Interface dataset entries:
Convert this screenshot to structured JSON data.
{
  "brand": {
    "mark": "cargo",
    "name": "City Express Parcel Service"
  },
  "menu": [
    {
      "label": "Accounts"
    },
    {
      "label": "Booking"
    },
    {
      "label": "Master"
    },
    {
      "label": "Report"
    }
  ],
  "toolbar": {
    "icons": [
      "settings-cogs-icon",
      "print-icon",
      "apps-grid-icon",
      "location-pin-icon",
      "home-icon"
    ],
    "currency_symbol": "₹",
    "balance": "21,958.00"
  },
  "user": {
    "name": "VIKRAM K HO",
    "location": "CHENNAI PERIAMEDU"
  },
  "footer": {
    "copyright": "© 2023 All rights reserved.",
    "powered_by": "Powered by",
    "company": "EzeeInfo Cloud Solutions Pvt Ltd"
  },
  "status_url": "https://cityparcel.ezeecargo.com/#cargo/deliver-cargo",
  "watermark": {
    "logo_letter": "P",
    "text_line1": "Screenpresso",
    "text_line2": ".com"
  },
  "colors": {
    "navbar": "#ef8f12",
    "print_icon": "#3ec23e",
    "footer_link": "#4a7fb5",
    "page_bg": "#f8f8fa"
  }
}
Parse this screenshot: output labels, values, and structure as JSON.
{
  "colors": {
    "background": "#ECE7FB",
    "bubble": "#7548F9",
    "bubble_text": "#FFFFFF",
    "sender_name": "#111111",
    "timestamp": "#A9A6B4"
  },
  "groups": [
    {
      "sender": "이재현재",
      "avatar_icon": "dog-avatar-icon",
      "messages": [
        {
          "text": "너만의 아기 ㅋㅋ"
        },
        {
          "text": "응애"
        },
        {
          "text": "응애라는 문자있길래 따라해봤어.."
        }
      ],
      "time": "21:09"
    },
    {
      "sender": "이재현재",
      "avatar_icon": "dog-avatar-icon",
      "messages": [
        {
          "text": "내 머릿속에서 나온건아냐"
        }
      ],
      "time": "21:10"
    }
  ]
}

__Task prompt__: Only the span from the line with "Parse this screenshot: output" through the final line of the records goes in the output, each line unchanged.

__Task response__:
Parse this screenshot: output labels, values, and structure as JSON.
{
  "colors": {
    "background": "#ECE7FB",
    "bubble": "#7548F9",
    "bubble_text": "#FFFFFF",
    "sender_name": "#111111",
    "timestamp": "#A9A6B4"
  },
  "groups": [
    {
      "sender": "이재현재",
      "avatar_icon": "dog-avatar-icon",
      "messages": [
        {
          "text": "너만의 아기 ㅋㅋ"
        },
        {
          "text": "응애"
        },
        {
          "text": "응애라는 문자있길래 따라해봤어.."
        }
      ],
      "time": "21:09"
    },
    {
      "sender": "이재현재",
      "avatar_icon": "dog-avatar-icon",
      "messages": [
        {
          "text": "내 머릿속에서 나온건아냐"
        }
      ],
      "time": "21:10"
    }
  ]
}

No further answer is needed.